TODAY, DR. CHRIS YANDLE is not being deafened by the roar of fans as his players reign supreme in a college bowl game. Nor is he campaigning for his star player to win the Heismann. He is, however, signing autographs and receiving accolades of his own while cheering on his two up-and-coming MVPs.
Like many fathers, Chris wishes for his children to dream big and follow their hearts. For over a decade, he led by example, chasing his passion of becoming a college athletics director, moving his family often with daughter Addison attending three different schools in four years.
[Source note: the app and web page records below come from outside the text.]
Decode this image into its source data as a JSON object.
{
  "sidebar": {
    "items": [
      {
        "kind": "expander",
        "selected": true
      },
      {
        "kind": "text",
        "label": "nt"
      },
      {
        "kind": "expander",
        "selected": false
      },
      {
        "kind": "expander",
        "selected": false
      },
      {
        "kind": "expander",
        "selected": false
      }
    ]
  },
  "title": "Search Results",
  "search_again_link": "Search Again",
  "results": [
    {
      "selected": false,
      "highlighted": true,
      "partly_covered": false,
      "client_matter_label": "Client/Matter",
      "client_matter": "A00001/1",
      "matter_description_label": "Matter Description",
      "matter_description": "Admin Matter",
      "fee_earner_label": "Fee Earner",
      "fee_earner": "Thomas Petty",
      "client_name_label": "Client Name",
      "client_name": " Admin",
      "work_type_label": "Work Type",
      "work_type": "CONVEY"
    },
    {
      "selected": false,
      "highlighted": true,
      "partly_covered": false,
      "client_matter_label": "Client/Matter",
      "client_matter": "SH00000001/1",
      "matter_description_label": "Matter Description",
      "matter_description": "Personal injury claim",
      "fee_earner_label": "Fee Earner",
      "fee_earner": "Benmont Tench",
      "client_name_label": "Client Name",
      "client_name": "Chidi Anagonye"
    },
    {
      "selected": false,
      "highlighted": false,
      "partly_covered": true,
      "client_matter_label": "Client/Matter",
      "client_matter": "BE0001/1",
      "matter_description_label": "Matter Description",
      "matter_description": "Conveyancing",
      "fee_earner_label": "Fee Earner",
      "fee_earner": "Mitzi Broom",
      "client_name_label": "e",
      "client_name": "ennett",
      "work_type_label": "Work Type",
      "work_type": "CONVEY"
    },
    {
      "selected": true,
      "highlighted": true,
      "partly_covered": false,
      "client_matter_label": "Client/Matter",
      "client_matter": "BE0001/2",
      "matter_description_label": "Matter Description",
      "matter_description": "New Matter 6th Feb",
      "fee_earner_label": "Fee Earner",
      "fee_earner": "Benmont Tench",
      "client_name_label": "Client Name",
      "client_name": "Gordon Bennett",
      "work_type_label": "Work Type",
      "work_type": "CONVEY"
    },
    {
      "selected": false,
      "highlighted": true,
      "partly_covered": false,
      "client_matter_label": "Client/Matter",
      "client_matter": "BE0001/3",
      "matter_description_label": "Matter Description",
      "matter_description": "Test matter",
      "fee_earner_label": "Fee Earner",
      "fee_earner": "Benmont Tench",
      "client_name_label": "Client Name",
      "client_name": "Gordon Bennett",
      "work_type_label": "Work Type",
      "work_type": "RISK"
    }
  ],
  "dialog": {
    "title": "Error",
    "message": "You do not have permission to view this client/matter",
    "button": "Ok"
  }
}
When a move to Atlanta didn’t turn out to be the career launcher for which he’d hoped, he was faced with a painful and difficult decision; continue to compete with family in tow, or make the sacrifice play and choose a better option for the team.
Chris and wife Ashleigh decided to settle in St. Tammany Parish to give their two children stability and a great education. “Addison adjusted well for third grade at Woodlake Elementary,” says Chris, whose love of academics rivals his passion for sports, “but we could see the moves and transition to middle school were taking their toll. I moved many times as a kid also, so even though she didn’t say anything directly, I knew something was up.”
Knowing her first day at school would be stressful, Chris got an idea while making his daughter’s lunch. “I grabbed the Sharpie and wrote a note on her lunch bag. ‘Addy—Treat everyone like they are the most important person you’ll ever meet. Love, Dad.’ I took a picture of it, posted it on social media, and didn’t think twice about what I had done.”
Chris says his childhood experiences were similar to Addy’s, and he wants her to benefit from that. “My difficult times as a kid are absolutely worth it now. I see myself in her and understand what she’s going through. I can give her the encouragement I wish I had at that age and teach lessons I didn’t learn until I was much older. I try to distill the lessons down to middle school level and make them relatable. Sometimes, the messages are a little over her head, but then she’ll ask me to explain and that turns into a wonderful conversation.”
What started as one impulsive act of fatherly love not only helped Addy, but also opened unexpected doors for Chris. Addy’s teacher took note of Chris’ daily ritual and shared certain messages with the class. The principal became such a fan, she suggested Chris write a book about his inspiring practice.
In March of 2018, Chris opened a Kickstarter account to help publish his book. “In six weeks, I raised $3,500, and my dream of writing a book became a reality. Lucky Enough: A Year of a Dad’s Daily Notes of Encouragement and Life Lessons to His Daughter, was published in September 2018 and on sale at Barnes & Noble in early 2019. I’ve written more than 300 notes on a variety of topics. Most importantly, they are a daily opportunity for me to tell Addison how much I love her.”
Although Chris uses wisdom and experience to bolster the confidence of youngsters, he also knows that adulthood doesn’t cure uncertainty. Covid-19 has interrupted the trajectory of his book and his academic career. Both his appearance as a headliner at the New Orleans Book Festival in March and his May PhD graduation ceremony were cancelled, and as universities are uncertain when classes will resume, his teaching opportunities are on hold. But through the disappointments, he continues, for his kids, to set examples of accomplishing dreams and seeing the good in difficult situations. He donated 50 copies of his book to local little free libraries and to those who requested them on Facebook and Twitter. “I want to make people feel better. I also have #DadNotes, a free text messaging service for subscribers. I send out encouraging messages and jokes on the adult level. It’s just about making people happy.”
As Addy enters seventh grade in the fall, she’ll rely on her father’s support even as he faces unknowns. “It’s exciting and scary for both of us. Junior high is a whole different set up and intimidating, but we have tools that can ease fears and anxiety.”
What advice does Chris have for other fathers? “Writing is easier than talking at times, but not everyone is a writer. I have writing prompts in my book, but there are other ways to connect. Just be there–physically, mentally and emotionally. Listening means the world to them. Go to their games, help with homework, watch a movie. Be there.”